Translation Standards

Translation Standards

 For this publication of the English version, the translation was conducted according to the following standards.

1. While proceeding with the basic goal of providing a translation that accurately reflects the original source material, efforts are also being made to employ terms and expressions that will help make the contents more accessible to non-Japanese readers who may not be familiar with specific details of Japanese culture and history, especially those relating to Nagasaki. For this reason, in some instances additional explanatory descriptions have been added to the original source material.

2. To provide a translation that will meet academic standards, material excerpted from other sources will be cited in detail, in as much as this is possible. Excerpts from English publications which were translated into Japanese for use in the source material have been reprinted in the original English whenever possible. For instances when the original publications could not be located, these passages have been translated back into English.

3. All terms are written as they appear in the American lexicon. (The proper noun World War I, for example.)

4. As the source material was published on the sixtieth anniversary of the atomic bombing, expressions such as “”Sixty years ago”, “_ _ years from (the date of publication)” and “_ _ years (to the present day)” were used within. For this translation, such expressions have been revised, so that “The atomic bombing of sixty years ago,” for example, has been replaced with “The atomic bombing of 1945.”

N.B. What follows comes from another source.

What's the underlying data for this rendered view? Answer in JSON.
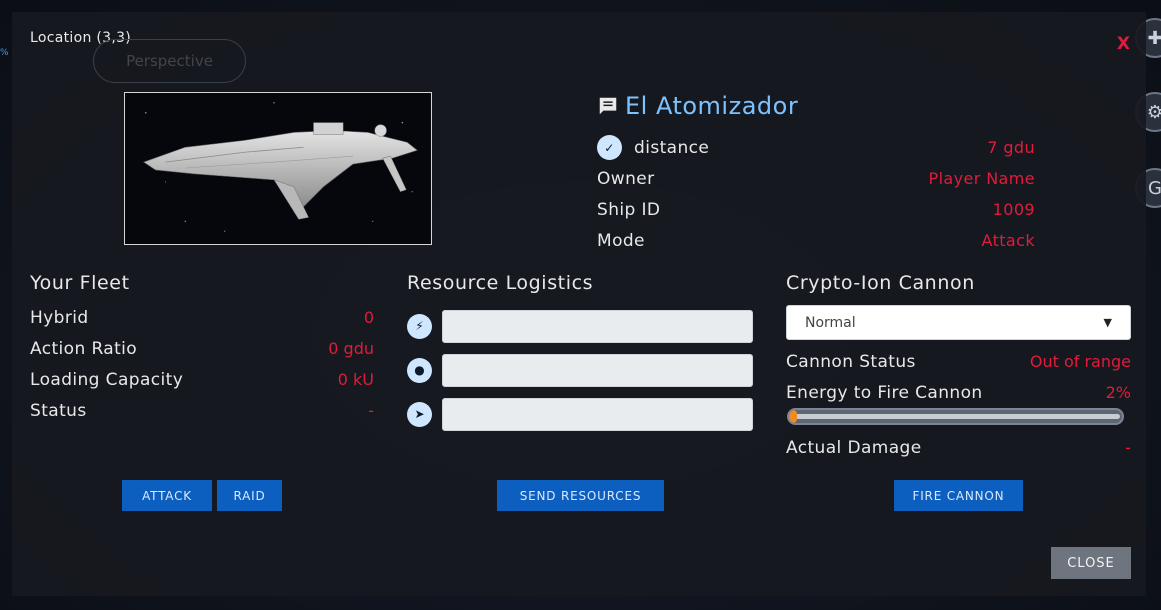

5. Japanese names are written in the order they appear in Japanese, with the surname followed by the given name.

6. Efforts were made to investigate the correct readings for all Japanese personal names, but in cases where confirmation could not be made we have used the readings considered most likely.

7. Italics are used for Japanese nouns that are to be read according to Japanese pronunciation (Nagasaki shisei rokujūgonenshi, for example), and macrons are used as needed for Japanese place names and personal names.